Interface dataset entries
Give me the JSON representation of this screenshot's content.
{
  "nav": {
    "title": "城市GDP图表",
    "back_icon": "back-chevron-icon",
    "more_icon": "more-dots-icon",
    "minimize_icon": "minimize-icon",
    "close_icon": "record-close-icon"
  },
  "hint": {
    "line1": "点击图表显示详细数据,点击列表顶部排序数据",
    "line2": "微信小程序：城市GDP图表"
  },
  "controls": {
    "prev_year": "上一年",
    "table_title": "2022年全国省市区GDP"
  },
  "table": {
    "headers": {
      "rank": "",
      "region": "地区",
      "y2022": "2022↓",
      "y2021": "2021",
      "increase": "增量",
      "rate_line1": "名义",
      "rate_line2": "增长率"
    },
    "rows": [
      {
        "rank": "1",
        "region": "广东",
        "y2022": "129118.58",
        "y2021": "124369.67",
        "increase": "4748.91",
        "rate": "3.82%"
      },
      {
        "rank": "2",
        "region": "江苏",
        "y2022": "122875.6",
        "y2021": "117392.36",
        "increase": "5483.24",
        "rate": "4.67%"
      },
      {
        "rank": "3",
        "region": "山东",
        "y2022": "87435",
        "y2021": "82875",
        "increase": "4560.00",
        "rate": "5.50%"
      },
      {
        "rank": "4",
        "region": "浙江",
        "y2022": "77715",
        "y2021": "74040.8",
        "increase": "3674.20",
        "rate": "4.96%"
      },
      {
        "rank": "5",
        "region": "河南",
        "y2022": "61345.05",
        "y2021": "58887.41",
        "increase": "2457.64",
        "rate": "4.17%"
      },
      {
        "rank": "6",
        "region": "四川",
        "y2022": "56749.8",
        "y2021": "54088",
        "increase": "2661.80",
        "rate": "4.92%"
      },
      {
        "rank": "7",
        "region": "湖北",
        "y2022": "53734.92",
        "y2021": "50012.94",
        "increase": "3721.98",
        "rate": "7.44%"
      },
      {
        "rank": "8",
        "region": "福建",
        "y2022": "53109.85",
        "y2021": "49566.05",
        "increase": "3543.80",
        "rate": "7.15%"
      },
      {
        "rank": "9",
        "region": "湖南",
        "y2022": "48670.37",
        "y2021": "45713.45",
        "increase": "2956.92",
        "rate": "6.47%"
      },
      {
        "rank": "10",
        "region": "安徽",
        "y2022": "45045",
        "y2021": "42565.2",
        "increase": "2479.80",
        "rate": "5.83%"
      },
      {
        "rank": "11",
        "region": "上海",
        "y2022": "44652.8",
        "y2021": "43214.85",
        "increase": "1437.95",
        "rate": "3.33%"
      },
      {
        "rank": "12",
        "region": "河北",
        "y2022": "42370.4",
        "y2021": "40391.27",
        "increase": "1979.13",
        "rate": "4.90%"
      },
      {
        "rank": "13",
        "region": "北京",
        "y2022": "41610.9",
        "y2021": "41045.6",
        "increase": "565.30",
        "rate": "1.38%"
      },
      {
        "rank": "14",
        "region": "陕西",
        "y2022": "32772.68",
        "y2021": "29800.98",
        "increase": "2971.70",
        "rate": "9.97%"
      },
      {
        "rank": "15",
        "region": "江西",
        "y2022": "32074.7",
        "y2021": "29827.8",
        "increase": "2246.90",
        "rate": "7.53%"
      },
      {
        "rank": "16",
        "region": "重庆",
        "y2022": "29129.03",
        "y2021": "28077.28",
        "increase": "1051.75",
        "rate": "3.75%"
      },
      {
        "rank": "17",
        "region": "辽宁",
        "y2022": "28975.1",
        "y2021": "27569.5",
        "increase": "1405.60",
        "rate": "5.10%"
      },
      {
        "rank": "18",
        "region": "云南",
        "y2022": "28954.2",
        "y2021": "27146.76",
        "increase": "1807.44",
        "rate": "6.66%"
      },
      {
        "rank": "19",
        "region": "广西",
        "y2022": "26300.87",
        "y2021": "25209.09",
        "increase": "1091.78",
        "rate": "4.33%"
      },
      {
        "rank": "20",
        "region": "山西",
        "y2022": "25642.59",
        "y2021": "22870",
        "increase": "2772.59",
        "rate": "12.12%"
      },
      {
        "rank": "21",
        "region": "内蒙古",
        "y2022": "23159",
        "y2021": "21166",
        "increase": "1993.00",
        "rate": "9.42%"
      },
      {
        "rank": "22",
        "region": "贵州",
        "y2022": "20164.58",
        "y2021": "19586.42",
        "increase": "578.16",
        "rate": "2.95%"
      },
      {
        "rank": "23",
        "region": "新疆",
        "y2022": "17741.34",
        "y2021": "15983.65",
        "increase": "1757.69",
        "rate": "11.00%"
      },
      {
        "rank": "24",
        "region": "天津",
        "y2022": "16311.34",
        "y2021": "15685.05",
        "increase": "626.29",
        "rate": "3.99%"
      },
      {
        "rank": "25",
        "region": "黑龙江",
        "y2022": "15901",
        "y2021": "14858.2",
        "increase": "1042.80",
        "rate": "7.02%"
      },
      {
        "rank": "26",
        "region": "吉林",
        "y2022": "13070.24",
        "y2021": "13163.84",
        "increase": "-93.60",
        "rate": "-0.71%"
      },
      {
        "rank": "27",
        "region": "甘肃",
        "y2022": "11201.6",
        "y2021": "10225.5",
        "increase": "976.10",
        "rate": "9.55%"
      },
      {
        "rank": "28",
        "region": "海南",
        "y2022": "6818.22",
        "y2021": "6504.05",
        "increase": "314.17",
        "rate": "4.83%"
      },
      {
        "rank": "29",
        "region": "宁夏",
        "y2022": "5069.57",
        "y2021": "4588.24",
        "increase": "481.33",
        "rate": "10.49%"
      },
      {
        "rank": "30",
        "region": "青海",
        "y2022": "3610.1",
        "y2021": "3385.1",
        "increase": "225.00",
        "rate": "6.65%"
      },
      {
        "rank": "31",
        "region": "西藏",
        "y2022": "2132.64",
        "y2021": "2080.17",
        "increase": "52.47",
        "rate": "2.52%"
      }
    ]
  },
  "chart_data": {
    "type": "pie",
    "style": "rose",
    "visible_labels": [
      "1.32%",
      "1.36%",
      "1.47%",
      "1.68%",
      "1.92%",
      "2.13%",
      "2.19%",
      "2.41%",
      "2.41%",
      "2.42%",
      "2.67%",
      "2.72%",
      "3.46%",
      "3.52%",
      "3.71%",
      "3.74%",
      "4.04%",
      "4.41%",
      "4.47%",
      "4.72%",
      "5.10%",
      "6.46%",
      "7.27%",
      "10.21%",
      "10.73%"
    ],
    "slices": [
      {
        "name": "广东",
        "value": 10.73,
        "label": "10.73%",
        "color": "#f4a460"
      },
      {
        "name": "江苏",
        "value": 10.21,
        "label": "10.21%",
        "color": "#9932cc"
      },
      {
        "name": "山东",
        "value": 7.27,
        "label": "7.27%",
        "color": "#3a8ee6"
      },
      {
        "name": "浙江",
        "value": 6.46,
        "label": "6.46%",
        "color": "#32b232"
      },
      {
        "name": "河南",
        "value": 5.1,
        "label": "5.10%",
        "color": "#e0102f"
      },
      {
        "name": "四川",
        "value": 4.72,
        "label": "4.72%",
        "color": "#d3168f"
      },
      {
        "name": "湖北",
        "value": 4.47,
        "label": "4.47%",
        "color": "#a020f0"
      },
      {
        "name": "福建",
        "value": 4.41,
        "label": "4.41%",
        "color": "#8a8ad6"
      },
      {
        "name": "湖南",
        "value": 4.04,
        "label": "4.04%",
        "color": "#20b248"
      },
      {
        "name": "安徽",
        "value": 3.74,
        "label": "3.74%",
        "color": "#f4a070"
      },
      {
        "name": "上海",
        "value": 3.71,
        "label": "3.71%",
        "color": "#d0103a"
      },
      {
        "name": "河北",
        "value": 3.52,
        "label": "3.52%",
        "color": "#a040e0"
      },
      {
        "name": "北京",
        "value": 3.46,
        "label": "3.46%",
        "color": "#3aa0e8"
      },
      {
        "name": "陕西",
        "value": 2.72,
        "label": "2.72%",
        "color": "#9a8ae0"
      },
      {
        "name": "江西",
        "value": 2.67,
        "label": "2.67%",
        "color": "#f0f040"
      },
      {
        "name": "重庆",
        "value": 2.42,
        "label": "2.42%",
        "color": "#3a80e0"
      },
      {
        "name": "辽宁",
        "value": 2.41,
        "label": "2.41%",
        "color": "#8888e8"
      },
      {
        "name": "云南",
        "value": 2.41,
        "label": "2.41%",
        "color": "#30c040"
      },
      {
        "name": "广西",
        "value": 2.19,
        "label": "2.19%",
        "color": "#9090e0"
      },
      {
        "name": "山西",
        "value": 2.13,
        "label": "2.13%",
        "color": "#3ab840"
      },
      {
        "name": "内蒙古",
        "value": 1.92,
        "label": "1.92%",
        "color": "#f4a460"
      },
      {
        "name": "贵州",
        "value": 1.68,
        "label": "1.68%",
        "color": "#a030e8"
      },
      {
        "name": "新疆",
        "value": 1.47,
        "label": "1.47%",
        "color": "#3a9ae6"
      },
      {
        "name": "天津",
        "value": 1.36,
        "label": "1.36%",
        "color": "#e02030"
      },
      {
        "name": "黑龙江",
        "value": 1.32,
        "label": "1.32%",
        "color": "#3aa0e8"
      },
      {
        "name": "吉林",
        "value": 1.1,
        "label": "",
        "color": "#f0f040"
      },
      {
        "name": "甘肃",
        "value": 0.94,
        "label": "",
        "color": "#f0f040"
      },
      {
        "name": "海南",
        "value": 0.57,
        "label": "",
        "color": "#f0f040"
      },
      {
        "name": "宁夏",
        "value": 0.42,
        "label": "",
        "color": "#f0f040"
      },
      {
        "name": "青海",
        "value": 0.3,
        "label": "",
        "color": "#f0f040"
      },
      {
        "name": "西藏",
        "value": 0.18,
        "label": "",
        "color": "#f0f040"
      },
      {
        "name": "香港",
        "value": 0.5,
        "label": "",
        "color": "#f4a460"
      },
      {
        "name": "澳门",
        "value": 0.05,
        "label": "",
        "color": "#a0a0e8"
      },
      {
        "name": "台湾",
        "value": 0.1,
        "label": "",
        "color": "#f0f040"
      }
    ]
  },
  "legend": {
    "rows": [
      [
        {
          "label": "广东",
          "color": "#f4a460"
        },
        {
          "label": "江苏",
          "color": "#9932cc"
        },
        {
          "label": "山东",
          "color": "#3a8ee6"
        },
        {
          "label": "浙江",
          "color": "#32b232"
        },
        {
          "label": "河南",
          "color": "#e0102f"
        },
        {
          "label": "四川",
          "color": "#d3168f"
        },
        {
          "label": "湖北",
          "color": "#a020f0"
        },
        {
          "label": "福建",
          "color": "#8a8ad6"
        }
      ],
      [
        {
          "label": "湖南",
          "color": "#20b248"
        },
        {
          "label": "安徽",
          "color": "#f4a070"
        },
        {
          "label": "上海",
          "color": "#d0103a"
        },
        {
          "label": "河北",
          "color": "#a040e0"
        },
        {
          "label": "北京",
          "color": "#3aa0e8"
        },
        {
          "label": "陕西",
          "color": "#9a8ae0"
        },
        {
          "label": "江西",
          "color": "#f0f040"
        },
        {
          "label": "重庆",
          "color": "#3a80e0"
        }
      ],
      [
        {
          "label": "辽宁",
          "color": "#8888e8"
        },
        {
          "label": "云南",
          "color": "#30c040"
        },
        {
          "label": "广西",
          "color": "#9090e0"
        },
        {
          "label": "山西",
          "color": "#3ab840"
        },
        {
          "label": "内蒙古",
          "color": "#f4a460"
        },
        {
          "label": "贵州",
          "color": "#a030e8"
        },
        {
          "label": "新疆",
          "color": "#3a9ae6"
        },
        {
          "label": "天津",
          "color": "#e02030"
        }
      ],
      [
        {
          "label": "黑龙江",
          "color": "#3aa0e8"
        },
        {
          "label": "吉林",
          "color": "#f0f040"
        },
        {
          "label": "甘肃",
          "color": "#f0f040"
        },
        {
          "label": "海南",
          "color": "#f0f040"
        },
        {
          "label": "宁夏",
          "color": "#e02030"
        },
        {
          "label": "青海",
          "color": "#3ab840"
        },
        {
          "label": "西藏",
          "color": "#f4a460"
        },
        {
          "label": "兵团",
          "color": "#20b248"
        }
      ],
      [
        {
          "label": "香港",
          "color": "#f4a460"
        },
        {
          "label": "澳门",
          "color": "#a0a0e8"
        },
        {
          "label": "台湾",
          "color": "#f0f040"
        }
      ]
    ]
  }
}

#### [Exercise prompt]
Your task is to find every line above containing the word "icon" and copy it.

#### [Result below]
    "back_icon": "back-chevron-icon",
    "more_icon": "more-dots-icon",
    "minimize_icon": "minimize-icon",
    "close_icon": "record-close-icon"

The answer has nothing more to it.